THE EXCAVATIONS ON PARC Y MEIRCH.--The ancient fortification on Parc y Meirch, which was visited by the members in September last, has recently been excavated under the direction of Mr. Willoughby Gardner. The site is described in Arch. Camb., 1912, p. 166, as a tree-covered rocky promontory over 500 ft. high, overlooking the vale of Clwyd, with an interior area of 6 acres, and evidently selected for the sake of the ready-made defences of steep slopes and rocky crags. The neck of the promontory alone needed fortification, and across this neck, therefore, there was constructed a massive rampart with a ditch outside it. In process of excavation it has been discovered that the highest rampart consists of a rubble core piled up on the original surface of the ground. The height of the rampart, measured from the interior area of the camp, was 16 ft. From the crest of the rampart there is a very steep slope down to the present surface of the ditch on the outside. This ditch has been re-excavated, and its bottom is found to be 9 ft. below the present surface, so that makes, altogether, from the crest of the rampart to the bottom of the ditch, a vertical drop of 45 ft. Along the crest of the rampart have been discovered remnants of the former wall of dry masonry which faced the rubble core at this point. There are reasons for believing that this masonry, which is now found to have fallen to the bottom of the ditch in front, originally stood about 8 ft. high, which would make the vertical depth from the top of the wall to the bottom of the ditch 53 ft. Thus, this rampart and ditch constituted a stupendous defence, and, with the other ramparts and ditches, the fortification must have been practically impregnable in the days when it was constructed.
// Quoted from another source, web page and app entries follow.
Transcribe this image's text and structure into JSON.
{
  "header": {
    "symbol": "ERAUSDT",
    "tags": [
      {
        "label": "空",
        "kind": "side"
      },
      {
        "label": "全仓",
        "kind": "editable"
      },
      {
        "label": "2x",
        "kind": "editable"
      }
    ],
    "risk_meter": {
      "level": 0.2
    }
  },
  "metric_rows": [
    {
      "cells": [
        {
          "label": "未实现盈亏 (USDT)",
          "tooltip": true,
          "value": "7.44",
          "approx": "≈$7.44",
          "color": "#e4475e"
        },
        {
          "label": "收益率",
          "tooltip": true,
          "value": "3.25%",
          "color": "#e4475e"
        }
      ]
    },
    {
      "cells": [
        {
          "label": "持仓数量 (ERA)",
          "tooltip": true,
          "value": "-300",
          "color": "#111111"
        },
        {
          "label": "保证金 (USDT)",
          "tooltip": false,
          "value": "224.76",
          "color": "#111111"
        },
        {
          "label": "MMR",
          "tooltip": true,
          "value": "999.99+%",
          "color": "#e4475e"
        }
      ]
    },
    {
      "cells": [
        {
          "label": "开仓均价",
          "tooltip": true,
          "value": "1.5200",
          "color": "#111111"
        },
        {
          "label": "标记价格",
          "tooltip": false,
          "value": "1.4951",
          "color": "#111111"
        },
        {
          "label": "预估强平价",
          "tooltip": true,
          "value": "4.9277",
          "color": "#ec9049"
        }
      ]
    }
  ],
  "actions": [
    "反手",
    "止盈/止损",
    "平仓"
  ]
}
The ditch between the second and third rampart and the shallower ditch outside the third rampart have had sections cut across them, but the relics found at the bottom of these cuttings have been disappointingly small. In the middle ditch fragments of a human skull and tibia were found lying lengthwise.
The next thing was to investigate the gap in the ramparts to the south-east. After searching first on one side and then on the other traces of an original entrance were discovered. This has now been partially excavated, and shows dry masonry facing-walls made of large blocks of stone on either side of the passage, and the design and construction appear to resemble the entrances previously excavated at Pen y Corddyn. In the interior area, relics of a considerable resident population have been found. Large quantities of broken pottery continue to be unearthed. Much of this is conspicuously Roman, ranging probably from the first to the fourth century.1
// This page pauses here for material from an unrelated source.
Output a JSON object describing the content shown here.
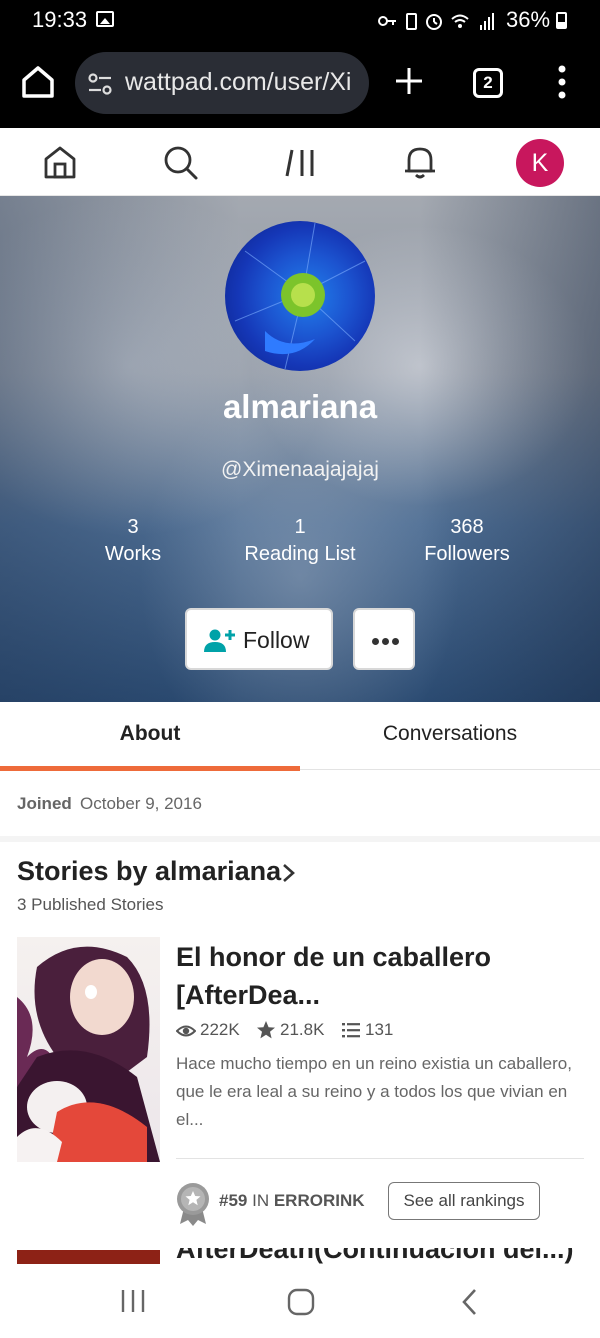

The finds include fragments of jars, large and small bowls, saucers, dishes, and mortaria. These pots, &c., are met with in various kinds of ware-red, black, and grey. There are one or two frag
1 By a typographical error this pottery was stated in Arch. Camb., 1912, p. 166, to be 200 instead of at least 1200 years.